We walked a while and found a small shrine. They had some chairs, so we sat there and ate lunch. I finished before Nur, so I gave some offerings in thanks for the shaded and slightly cooler spot to eat and explored. This little tiny area actually had five shrines in it! I was constantly surprised by the ability the Japanese had of squeezing so much into such little areas, and still making it seem roomy. Incredible.
Then we headed over to the Daibutsu. This guy was once housed in a temple, but a tsunami blew that away in 1498. Luckily, he survived and now chills in the sun. THE SUN. THE BURING SUN. But look at the beautiful blue sky!
Yeah, that beautiful blue sk-OH CRAP
We could hear thunder and everything. I sure didn't want to get stuck in the rain, but it would have probably cooled everything off. It ended up not raining and just continuing to be hot and humid. And miserable.
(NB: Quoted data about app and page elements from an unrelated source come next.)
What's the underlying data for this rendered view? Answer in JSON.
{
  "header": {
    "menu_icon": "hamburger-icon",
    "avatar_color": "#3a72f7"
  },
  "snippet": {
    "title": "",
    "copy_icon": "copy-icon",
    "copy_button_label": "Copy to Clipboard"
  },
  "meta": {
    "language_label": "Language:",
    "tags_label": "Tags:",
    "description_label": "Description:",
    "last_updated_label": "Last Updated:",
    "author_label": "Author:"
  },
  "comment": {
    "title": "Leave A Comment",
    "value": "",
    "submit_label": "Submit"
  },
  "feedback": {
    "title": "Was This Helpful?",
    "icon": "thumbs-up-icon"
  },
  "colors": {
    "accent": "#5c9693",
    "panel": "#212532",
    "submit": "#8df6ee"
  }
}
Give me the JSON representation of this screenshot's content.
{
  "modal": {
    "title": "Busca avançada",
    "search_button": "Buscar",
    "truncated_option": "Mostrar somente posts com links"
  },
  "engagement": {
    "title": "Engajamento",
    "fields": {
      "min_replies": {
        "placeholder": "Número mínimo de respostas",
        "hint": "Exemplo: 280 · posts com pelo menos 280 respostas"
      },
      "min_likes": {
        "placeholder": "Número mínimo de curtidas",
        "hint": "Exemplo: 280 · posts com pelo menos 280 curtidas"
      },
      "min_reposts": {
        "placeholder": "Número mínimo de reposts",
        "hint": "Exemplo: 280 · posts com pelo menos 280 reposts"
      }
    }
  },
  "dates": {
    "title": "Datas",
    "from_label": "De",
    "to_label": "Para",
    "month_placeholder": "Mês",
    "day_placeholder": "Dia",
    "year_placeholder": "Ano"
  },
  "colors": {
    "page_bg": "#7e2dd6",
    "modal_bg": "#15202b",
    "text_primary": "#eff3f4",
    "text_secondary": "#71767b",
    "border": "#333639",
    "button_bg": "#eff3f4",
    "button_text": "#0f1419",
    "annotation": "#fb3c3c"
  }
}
Next we went to Hase Kannon, a very holy place. This was another great example of sticking a lot of stuff in a small area and making it seem big. There were nice little gardens and tons of shrines, both big and small.
Inside this shrine were lots of little statues carved right into the walls. As you went along, the path got more and more narrow and it dripped. There were a lot of people in there, so we had to move slowly. Moving slowly hunched over in a extremely hot and humid dripping tunnel made me feel really claustrophobic. I'm usually not claustrophobic, either.
These are all Jizo statues. Jizo is the guardian of children and often statues are offered when a baby dies. This is just a fraction of all the Jizo there. It was amazing.
Buddha birthday candles. I MEAN... incense. It smelled good. Every time I look at this picture though, I think they're birthday candles.
Ahhh, an Inari shrine. I really love these shrines because there are usually two Kitsune statues nearby. Look how happy these two look! I love them. =D
The buildings of the shrine was cool too. The layout was really nice, many views of the shrines would include the beautiful flora. The temple grounds had all sorts of different plants that would bloom during different seasons. And look how green those plants are! ♥
It looks like such a nice place. BUT IT'S NOT. IT'S THE MOST UNCOMFORTABLE PLACE I'VE EVER BEEN. During the winter, it's probably an amazing place, but during the summer, at least during August 14th, 2008, it was the worst place in the world.
More of the pretty buildings.
Aaannnd to finish it up, a view from the quiet walk above the temple.
So, to sum it up, Kamakura has a lot of cool things but it is absolutely miserable there. Don't go in the summer. Don't go in the summer. Don't go in the summer. I've never been so miserable in all my life. The cool stuff couldn't make up for it. And I guess the hawks sometimes attack you too. HOW GLORIOUS.
So go there, but not in the summer. NEVER IN THE SUMMER.